→ **What is being asked**
Every record here should be printed again exactly.

====== Supplied entries

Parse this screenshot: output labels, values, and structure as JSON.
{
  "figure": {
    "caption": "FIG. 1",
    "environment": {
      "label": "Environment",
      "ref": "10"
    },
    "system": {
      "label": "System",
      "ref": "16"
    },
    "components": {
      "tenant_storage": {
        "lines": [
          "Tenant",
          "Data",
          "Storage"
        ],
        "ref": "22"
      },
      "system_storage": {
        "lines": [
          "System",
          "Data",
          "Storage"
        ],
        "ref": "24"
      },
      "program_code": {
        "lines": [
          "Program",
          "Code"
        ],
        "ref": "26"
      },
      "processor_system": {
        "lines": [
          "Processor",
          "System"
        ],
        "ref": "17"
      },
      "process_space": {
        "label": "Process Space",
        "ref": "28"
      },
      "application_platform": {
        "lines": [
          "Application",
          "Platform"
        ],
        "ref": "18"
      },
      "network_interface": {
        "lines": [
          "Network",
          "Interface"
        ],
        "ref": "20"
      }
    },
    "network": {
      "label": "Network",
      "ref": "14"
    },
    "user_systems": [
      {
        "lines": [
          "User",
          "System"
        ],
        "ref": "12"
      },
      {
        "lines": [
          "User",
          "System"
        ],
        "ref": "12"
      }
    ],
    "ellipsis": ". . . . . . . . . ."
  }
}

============

→ **Final answer**
Parse this screenshot: output labels, values, and structure as JSON.
{
  "figure": {
    "caption": "FIG. 1",
    "environment": {
      "label": "Environment",
      "ref": "10"
    },
    "system": {
      "label": "System",
      "ref": "16"
    },
    "components": {
      "tenant_storage": {
        "lines": [
          "Tenant",
          "Data",
          "Storage"
        ],
        "ref": "22"
      },
      "system_storage": {
        "lines": [
          "System",
          "Data",
          "Storage"
        ],
        "ref": "24"
      },
      "program_code": {
        "lines": [
          "Program",
          "Code"
        ],
        "ref": "26"
      },
      "processor_system": {
        "lines": [
          "Processor",
          "System"
        ],
        "ref": "17"
      },
      "process_space": {
        "label": "Process Space",
        "ref": "28"
      },
      "application_platform": {
        "lines": [
          "Application",
          "Platform"
        ],
        "ref": "18"
      },
      "network_interface": {
        "lines": [
          "Network",
          "Interface"
        ],
        "ref": "20"
      }
    },
    "network": {
      "label": "Network",
      "ref": "14"
    },
    "user_systems": [
      {
        "lines": [
          "User",
          "System"
        ],
        "ref": "12"
      },
      {
        "lines": [
          "User",
          "System"
        ],
        "ref": "12"
      }
    ],
    "ellipsis": ". . . . . . . . . ."
  }
}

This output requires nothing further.